Does it bother him that people lust after Debbie?
"No. It's always good-natured and I think the way she projects her sexuality comes back. A guy will run up on stage, fight his way through all the bouncers, and having got to her gives her a peck on the cheek. That's happened so many times it's really funny."
Doesn't being together 24 hours a day put a strain on their relationship?
"No. It's much better. I seriously wonder what direction it would have taken if we weren't together. I would recommend to anyone that they get into the same line of work as their partner 'cause it creates so much less competition."
Talking of which, is there never any rivalry between Stein and Ms Harry?
"I don't consider myself a rock star. I'm a musician and a performer. I'm not into the whole rock star syndrome, smashing hotel rooms and killing groupies.

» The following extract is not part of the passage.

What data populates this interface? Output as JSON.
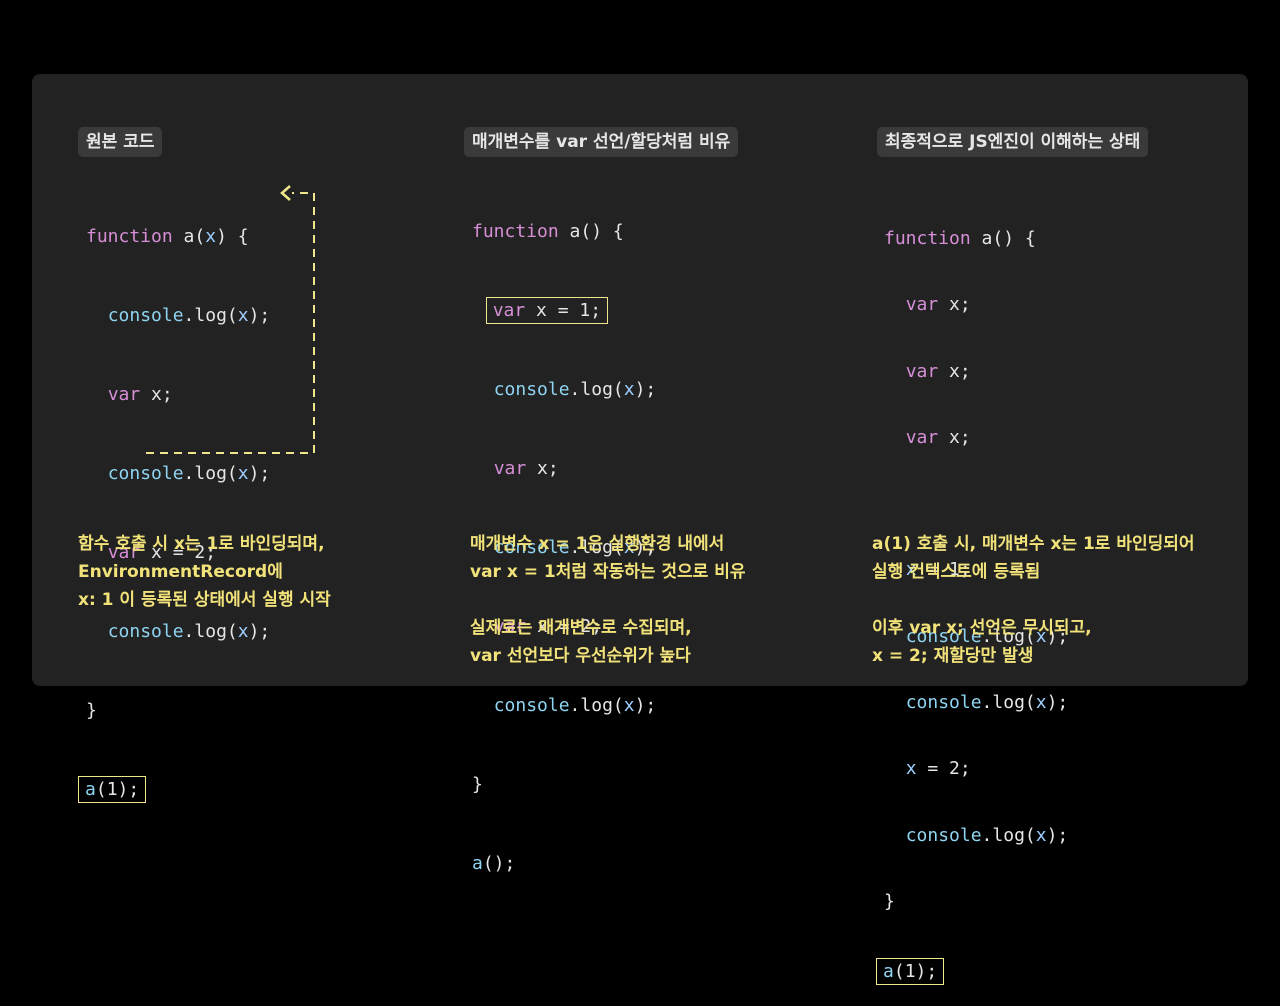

"It bothers the rest of the band to a certain extent, but no more than, say, any of The Stones resenting Mick Jagger being in the limelight all the time. If anything was going to break up the band, it would be everybody wanting to do their own thing."

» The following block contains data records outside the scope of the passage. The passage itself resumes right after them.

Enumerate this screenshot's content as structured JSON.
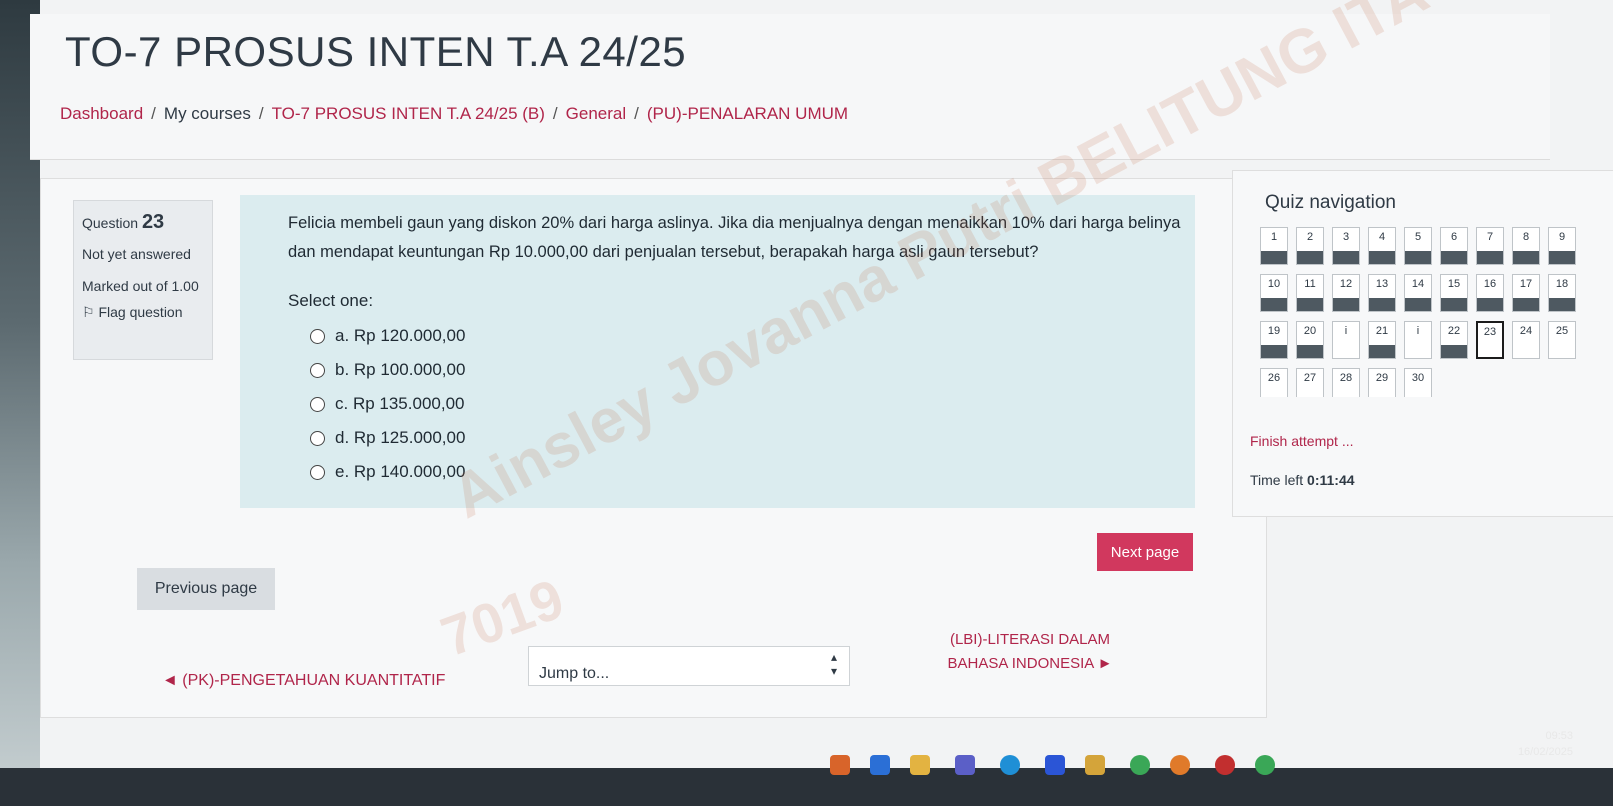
{
  "course": {
    "title": "TO-7 PROSUS INTEN T.A 24/25",
    "breadcrumb": [
      "Dashboard",
      "My courses",
      "TO-7 PROSUS INTEN T.A 24/25 (B)",
      "General",
      "(PU)-PENALARAN UMUM"
    ]
  },
  "question": {
    "label": "Question",
    "number": "23",
    "state": "Not yet answered",
    "mark": "Marked out of 1.00",
    "flag": "Flag question",
    "text": "Felicia membeli gaun yang diskon 20% dari harga aslinya. Jika dia menjualnya dengan menaikkan 10% dari harga belinya dan mendapat keuntungan Rp 10.000,00 dari penjualan tersebut, berapakah harga asli gaun tersebut?",
    "prompt": "Select one:",
    "options": [
      "a. Rp 120.000,00",
      "b. Rp 100.000,00",
      "c. Rp 135.000,00",
      "d. Rp 125.000,00",
      "e. Rp 140.000,00"
    ]
  },
  "watermark": {
    "line1": "Ainsley Jovanna Putri BELITUNG ITA",
    "line2": "7019"
  },
  "buttons": {
    "next": "Next page",
    "prev": "Previous page"
  },
  "activity_nav": {
    "prev": "◄ (PK)-PENGETAHUAN KUANTITATIF",
    "jump": "Jump to...",
    "next": "(LBI)-LITERASI DALAM BAHASA INDONESIA ►"
  },
  "quiz_nav": {
    "title": "Quiz navigation",
    "rows": [
      [
        "1",
        "2",
        "3",
        "4",
        "5",
        "6",
        "7",
        "8",
        "9"
      ],
      [
        "10",
        "11",
        "12",
        "13",
        "14",
        "15",
        "16",
        "17",
        "18"
      ],
      [
        "19",
        "20",
        "i",
        "21",
        "i",
        "22",
        "23",
        "24",
        "25"
      ],
      [
        "26",
        "27",
        "28",
        "29",
        "30"
      ]
    ],
    "answered_rows": [
      0,
      1
    ],
    "current": "23",
    "finish": "Finish attempt ...",
    "time_label": "Time left",
    "time_value": "0:11:44"
  },
  "taskbar": {
    "time": "09:53",
    "date": "16/02/2025"
  }
}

ALTHOUGH BLONDIE still have a long way to go to achieve the kind of success in America that they've won over here, they now have a sizeable following in The States. "Heart Of Glass" was number one in the US and "One Way Or Another" and "Dreaming" went both Top Twenty.
Chris, however, isn't very interested in improving Blondie's standing on his own turf:

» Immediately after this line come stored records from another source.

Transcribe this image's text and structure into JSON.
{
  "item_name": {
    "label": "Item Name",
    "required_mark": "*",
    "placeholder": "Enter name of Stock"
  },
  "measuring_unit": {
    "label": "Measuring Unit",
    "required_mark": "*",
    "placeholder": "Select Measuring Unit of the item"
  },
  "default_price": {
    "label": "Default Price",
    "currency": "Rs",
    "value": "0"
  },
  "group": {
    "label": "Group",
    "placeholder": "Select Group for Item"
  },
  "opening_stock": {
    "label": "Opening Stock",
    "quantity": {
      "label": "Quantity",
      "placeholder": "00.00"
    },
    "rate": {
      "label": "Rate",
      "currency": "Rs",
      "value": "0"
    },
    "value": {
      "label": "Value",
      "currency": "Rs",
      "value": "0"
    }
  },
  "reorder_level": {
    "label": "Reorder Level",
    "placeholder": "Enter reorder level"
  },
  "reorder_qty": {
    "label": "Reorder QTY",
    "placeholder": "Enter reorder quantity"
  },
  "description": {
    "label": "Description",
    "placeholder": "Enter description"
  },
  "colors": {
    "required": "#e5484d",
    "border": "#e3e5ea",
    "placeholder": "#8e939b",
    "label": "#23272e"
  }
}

"We can fill out 3,000-seaters in any town in America but the enthusiasm just isn't the same. Everybody's jaded. Everybody sees a million rock concerts. There's so much TV. The American audience is tremendously underestimated as to their sophistication and taste. The result is that they're inundated with a lot of crap.
"Personally I'm very disgusted with the way the new wave is now being handled in America with some of those fake new wave groups, who will remain nameless but we all know who they are. (He is, readers, talking about the likes of The Knack and The Cars.) Their fast promotional campaigns are just ridiculous. It's just taken the vitality out of everything."
What does he like then?
"Unfortunately I'm not that familiar with my contemporaries. I'm always following up weirder and weirder avenues.
"The only contemporaries I'm familiar with are in black music. I'm really turned on by the Two Tone bands. I think Selecter are fantastic. I'd like to get something going like Two Tone in New York but the racial tension is so high in America compared to here that it's so hard...
"I've always wondered what Blondie's acceptance would have been if we had black people in the band. Actually the second runner-up to Clem in the auditions was a Spanish kid. There haven't been white kids in black orientated bands."
So what does he listen to at home?
"I play 'Marlene Dietrich's Greatest Hits!' I play 'Sounds Of Tibetan Buddhism'. It's a series of seven albums really well recorded in Tibet. It has an effect of atmosphere. If you have cats and you put one of those records on they start going bananas. I'm into psychic music and a lot of avant garde stuff.
"I like The Clash a lot. I think Strummer's a visionary. I think he has a heavy overview of the world situation. I think The Clash can serve a great purpose in the next couple of years. They can bring a lot of people together."
On a more down to earth note, what's going to happen when Blondie split? Will you back Debbie as a solo act?
"That could easily happen. We'll always be performing. I'm a victim of the Ike Turner syndrome already," he cracks.